[What you have to do]
Give back the records in full, with every line exactly as it was.
:: Given records ::
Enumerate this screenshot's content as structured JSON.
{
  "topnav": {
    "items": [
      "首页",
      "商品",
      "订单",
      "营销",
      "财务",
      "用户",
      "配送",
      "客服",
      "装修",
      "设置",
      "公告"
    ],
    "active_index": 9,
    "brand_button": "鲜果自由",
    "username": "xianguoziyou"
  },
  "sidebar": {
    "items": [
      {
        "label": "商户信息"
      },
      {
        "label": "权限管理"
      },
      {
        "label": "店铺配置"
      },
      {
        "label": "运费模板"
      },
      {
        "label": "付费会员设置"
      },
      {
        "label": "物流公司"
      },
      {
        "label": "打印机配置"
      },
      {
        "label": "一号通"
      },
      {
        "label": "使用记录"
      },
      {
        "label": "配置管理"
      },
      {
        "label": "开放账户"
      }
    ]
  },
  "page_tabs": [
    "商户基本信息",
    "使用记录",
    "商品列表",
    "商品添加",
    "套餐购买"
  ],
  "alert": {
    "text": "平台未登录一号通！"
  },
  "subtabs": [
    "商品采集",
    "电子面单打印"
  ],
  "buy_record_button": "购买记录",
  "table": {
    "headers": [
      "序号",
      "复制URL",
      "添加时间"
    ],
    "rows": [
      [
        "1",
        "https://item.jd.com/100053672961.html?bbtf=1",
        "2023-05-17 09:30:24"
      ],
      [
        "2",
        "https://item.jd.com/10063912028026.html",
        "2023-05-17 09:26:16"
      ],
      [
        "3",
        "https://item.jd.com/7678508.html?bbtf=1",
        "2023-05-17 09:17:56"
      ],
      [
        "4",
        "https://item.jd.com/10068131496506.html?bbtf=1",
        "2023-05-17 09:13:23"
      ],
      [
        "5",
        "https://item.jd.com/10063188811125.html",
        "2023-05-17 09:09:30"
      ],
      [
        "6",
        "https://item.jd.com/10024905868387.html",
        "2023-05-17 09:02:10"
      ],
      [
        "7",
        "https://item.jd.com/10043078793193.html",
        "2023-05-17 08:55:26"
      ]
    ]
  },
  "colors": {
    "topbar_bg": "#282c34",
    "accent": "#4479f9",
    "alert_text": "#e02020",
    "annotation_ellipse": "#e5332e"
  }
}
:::
[Response below]
Enumerate this screenshot's content as structured JSON.
{
  "topnav": {
    "items": [
      "首页",
      "商品",
      "订单",
      "营销",
      "财务",
      "用户",
      "配送",
      "客服",
      "装修",
      "设置",
      "公告"
    ],
    "active_index": 9,
    "brand_button": "鲜果自由",
    "username": "xianguoziyou"
  },
  "sidebar": {
    "items": [
      {
        "label": "商户信息"
      },
      {
        "label": "权限管理"
      },
      {
        "label": "店铺配置"
      },
      {
        "label": "运费模板"
      },
      {
        "label": "付费会员设置"
      },
      {
        "label": "物流公司"
      },
      {
        "label": "打印机配置"
      },
      {
        "label": "一号通"
      },
      {
        "label": "使用记录"
      },
      {
        "label": "配置管理"
      },
      {
        "label": "开放账户"
      }
    ]
  },
  "page_tabs": [
    "商户基本信息",
    "使用记录",
    "商品列表",
    "商品添加",
    "套餐购买"
  ],
  "alert": {
    "text": "平台未登录一号通！"
  },
  "subtabs": [
    "商品采集",
    "电子面单打印"
  ],
  "buy_record_button": "购买记录",
  "table": {
    "headers": [
      "序号",
      "复制URL",
      "添加时间"
    ],
    "rows": [
      [
        "1",
        "https://item.jd.com/100053672961.html?bbtf=1",
        "2023-05-17 09:30:24"
      ],
      [
        "2",
        "https://item.jd.com/10063912028026.html",
        "2023-05-17 09:26:16"
      ],
      [
        "3",
        "https://item.jd.com/7678508.html?bbtf=1",
        "2023-05-17 09:17:56"
      ],
      [
        "4",
        "https://item.jd.com/10068131496506.html?bbtf=1",
        "2023-05-17 09:13:23"
      ],
      [
        "5",
        "https://item.jd.com/10063188811125.html",
        "2023-05-17 09:09:30"
      ],
      [
        "6",
        "https://item.jd.com/10024905868387.html",
        "2023-05-17 09:02:10"
      ],
      [
        "7",
        "https://item.jd.com/10043078793193.html",
        "2023-05-17 08:55:26"
      ]
    ]
  },
  "colors": {
    "topbar_bg": "#282c34",
    "accent": "#4479f9",
    "alert_text": "#e02020",
    "annotation_ellipse": "#e5332e"
  }
}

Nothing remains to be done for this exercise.